Fakes and forgeries

As prices of antique guns have increased, so has the amount of fakes and forgeries. The easiest way of making a fake, is starting out with a replica, removing any text describing it as a replica by sanding down, stamping in the correct markings and “ageing” it though weather and acid. This can be pretty difficult to detect for the untrained eye.

Jim Supica of Old Town Station has written a fairly comprehensive and good article FAKE. Read it, it might save you from a lot of aggravation.
Norway is a small country of little international interest in regards to its antique military arms. One would therefor believe the risk of running into faked guns and swords was virtually non-existing. There have, so far, not been made any replica models of any Norwegian military arm and the risk is probably a lot less here than in the large markets like the US.

But, fakes and composites do exist and I’ll try cover some of them (mail me if you hear of more ).

Edged weapons – The dragon pallask’s
There are some of these with burnt blades that have been “refurbished” for the collectors market. The M1750 may have been assembled using a M1793 hirshfenger grip equipped with a new front piece. The others are the polished remains of the original ones, but with grips with new wire. The blade of a burnt sword is usually very “dead”, so if you bend it slightly and find that it still is tempered, it is probably all right.

Built back flintlocks
There have been some of these. If the lock has been re-equipped with the accessories from the flintlock, the marking with the crowned K probably still will be on the lock, but hidden behind the flash pan. The serial number will often be hidden under the spring for the striking surface. The percussion conversion of the flintlocks from the 1700’s also included a safety catch. The easiest way to see if the lock has been rebuilt, is to see if there is an unaccounted for hole having been closed on the lower rear part of the lock.

The Kongsberg flintlocks are a bit more difficult, as they already had the safety catch. The only way to find out if these have been built back, by removing the lock or the barrel and looking at the hole from the flash pan. This is also the only way if the complete lock has been changed on a gun from the 1700’s.

The hole in the barrel from the flash pan should have a diameter of max 3 mm. If the diameter is more, the hole should show signs of having been very rusty or you will probably find threads in the hole – a rebuild! If the hole is fairly small, there might have been put a new plug in hole to the barrel to hide that it has been rebuilt from the percussion cap holder. If the barrel shows a lot of use and wear, the original hole might have been plugged and a new and smaller hole drilled in the plug – but then the gun should really show a lot of use.

M1860 4’’’ Kammerlader
The open chambered M1860’s, are virtually non-existing except in the civilian version. A pretty lame fake has been to take the chamber from a civilian version and swapping it with the Lund version on the military gun. As the right side of the lock was cut down under the conversion, this is pretty easy to see has been done.

A difficult fake to discover, is when the complete barrel and lock are swapped. The numbers don’t match, but except for that it is the “real thing”.

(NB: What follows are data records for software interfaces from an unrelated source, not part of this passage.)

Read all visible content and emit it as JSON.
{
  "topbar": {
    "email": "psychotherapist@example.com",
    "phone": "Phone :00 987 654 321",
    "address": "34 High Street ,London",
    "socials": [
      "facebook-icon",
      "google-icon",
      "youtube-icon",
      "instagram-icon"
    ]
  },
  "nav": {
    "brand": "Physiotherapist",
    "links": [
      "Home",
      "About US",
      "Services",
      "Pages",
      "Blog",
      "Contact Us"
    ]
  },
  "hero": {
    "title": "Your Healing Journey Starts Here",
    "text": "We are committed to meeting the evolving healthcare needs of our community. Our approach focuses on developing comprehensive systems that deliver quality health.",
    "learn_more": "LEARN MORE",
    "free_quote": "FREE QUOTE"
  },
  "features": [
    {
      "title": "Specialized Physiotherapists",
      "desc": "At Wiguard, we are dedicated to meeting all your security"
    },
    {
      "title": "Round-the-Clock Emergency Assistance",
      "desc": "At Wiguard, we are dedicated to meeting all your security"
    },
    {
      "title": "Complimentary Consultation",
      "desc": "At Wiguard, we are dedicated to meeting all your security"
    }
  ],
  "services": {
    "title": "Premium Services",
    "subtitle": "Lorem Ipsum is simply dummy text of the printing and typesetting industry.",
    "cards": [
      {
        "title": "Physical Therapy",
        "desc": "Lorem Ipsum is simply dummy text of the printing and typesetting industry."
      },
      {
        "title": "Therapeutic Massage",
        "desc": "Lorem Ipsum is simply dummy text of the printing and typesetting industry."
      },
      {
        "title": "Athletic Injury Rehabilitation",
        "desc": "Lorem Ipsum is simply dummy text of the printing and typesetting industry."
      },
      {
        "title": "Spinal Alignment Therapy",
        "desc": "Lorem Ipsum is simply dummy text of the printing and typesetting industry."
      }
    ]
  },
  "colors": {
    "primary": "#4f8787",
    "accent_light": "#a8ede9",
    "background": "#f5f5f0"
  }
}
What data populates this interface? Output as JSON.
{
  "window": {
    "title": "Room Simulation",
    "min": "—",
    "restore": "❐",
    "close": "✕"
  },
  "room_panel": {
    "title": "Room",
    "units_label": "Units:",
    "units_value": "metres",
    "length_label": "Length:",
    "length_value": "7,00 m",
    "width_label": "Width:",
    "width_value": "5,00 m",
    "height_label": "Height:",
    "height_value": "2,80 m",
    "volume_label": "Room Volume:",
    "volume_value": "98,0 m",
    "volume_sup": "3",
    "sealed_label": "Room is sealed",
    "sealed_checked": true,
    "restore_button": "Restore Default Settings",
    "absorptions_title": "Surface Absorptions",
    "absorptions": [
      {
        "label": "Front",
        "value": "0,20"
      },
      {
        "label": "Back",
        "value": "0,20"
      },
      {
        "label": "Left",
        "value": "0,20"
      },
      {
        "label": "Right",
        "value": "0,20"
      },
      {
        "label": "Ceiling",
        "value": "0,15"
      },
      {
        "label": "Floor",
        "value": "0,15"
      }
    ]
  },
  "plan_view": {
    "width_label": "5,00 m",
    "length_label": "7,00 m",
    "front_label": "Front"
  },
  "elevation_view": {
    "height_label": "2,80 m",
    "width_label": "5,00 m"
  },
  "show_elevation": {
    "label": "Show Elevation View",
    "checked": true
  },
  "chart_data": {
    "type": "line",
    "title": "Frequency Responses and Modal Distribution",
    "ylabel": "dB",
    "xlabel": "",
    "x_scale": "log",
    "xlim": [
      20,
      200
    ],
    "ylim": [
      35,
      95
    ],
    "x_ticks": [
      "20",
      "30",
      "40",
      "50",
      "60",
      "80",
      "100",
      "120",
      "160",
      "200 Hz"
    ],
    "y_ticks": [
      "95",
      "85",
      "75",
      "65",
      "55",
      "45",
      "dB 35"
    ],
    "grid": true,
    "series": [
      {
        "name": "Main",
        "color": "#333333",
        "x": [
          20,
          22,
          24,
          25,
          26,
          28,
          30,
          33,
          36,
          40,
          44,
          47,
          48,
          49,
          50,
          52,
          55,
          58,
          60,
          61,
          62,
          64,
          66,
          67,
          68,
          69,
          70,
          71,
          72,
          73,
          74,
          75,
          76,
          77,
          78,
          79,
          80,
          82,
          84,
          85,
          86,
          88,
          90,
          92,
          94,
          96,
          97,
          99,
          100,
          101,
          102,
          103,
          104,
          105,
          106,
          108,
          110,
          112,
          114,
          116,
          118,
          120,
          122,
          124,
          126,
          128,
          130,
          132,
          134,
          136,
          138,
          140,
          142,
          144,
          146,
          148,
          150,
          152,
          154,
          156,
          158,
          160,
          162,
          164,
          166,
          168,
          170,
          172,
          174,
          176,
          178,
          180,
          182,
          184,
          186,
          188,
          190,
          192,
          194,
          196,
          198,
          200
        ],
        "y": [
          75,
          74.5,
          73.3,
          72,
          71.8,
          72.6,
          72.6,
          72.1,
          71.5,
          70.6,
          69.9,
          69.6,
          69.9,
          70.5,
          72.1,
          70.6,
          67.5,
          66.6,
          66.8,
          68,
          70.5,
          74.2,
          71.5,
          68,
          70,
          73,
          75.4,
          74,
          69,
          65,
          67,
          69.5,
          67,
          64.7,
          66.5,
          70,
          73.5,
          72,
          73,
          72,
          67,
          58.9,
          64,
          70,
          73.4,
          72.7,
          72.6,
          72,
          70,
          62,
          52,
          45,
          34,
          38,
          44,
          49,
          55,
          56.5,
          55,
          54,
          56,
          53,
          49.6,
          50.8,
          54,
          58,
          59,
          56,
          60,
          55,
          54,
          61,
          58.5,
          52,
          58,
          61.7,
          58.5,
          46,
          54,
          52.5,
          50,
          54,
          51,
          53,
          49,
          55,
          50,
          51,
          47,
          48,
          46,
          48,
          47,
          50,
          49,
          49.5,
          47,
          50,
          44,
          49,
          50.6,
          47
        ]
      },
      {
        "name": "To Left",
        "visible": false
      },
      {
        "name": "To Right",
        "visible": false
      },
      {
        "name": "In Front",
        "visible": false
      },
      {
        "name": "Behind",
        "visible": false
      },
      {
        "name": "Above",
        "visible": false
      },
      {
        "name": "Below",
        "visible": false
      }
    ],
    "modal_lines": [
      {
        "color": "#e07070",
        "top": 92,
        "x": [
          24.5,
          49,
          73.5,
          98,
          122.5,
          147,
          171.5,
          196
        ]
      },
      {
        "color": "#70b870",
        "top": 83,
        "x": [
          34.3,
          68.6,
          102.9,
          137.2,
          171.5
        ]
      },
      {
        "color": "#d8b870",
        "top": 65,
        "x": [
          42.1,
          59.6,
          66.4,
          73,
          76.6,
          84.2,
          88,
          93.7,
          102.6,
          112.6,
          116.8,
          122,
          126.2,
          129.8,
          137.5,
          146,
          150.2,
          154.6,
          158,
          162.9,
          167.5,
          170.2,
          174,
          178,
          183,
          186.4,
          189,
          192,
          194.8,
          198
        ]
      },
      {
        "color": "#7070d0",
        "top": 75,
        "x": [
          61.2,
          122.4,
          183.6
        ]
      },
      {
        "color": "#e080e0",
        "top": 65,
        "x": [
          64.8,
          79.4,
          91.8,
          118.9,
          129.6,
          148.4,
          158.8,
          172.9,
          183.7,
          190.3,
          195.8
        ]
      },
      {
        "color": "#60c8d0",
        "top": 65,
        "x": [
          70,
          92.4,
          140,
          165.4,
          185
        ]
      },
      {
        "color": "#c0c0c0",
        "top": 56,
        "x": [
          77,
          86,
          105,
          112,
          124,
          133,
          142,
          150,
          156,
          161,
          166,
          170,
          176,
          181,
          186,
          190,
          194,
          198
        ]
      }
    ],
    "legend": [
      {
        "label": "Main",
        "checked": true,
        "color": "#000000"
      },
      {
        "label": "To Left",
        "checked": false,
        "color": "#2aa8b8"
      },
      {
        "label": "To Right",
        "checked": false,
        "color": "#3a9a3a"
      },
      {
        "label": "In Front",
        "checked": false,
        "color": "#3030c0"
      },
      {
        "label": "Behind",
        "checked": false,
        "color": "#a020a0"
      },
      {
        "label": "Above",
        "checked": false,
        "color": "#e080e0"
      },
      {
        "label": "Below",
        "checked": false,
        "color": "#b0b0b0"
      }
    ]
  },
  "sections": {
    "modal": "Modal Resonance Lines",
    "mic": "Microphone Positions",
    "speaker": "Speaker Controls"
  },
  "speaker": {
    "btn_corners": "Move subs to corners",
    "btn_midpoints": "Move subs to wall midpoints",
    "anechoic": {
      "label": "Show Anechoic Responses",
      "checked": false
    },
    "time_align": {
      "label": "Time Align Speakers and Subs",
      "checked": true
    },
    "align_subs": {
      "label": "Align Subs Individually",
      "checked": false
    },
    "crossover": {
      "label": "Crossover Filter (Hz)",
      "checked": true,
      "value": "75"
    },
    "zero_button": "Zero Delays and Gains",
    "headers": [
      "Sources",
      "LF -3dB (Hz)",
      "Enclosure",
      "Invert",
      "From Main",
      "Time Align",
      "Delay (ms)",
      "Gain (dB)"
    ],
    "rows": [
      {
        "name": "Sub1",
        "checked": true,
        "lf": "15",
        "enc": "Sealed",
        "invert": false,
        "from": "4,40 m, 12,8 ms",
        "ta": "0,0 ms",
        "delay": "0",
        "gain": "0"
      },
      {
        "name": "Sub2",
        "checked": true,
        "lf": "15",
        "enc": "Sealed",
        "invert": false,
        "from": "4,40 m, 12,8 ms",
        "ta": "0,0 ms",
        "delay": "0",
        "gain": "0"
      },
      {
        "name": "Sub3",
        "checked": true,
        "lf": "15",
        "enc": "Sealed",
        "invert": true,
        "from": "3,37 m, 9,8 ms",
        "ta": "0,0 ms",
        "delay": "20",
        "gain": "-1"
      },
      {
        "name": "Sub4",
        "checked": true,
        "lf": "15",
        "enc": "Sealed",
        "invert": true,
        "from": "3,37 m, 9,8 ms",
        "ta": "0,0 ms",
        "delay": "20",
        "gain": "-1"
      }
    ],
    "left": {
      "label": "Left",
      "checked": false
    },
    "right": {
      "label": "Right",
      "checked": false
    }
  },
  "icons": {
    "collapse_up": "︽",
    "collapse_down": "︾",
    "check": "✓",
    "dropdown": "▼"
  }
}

One of Norway’s most difficult guns getting hold of is the M 1884 Jarman. In the 1970’s a number of Jarmann harpoon guns were built back to “military versions”. Some of them are rather crude, many pretty difficult to detect. There were built fairly many of them, all with brand new original barrels – usually unnumbered. Most of them have different numbers on the various parts. The easiest is to compare the fake with an original – if possible. Here are the other things to look for:

The stock show signes of being carved out and not machined and they were often stained too much (dark). Most of them were varnished instead of oiled. The magazine lid had been welded closed on the harpoon, look for signs of welding on the lid. The lever to open and close the magazine might be new, the quality is pretty poor then. The rear sight on the fake is usually a rebuilt Mauser K98 rear sight. The front band shows signs of welding. The rear band is either Krag jørgensen or Mauser. The but-plate usually is a Mauser or Krag Jørgensen with signs of welding.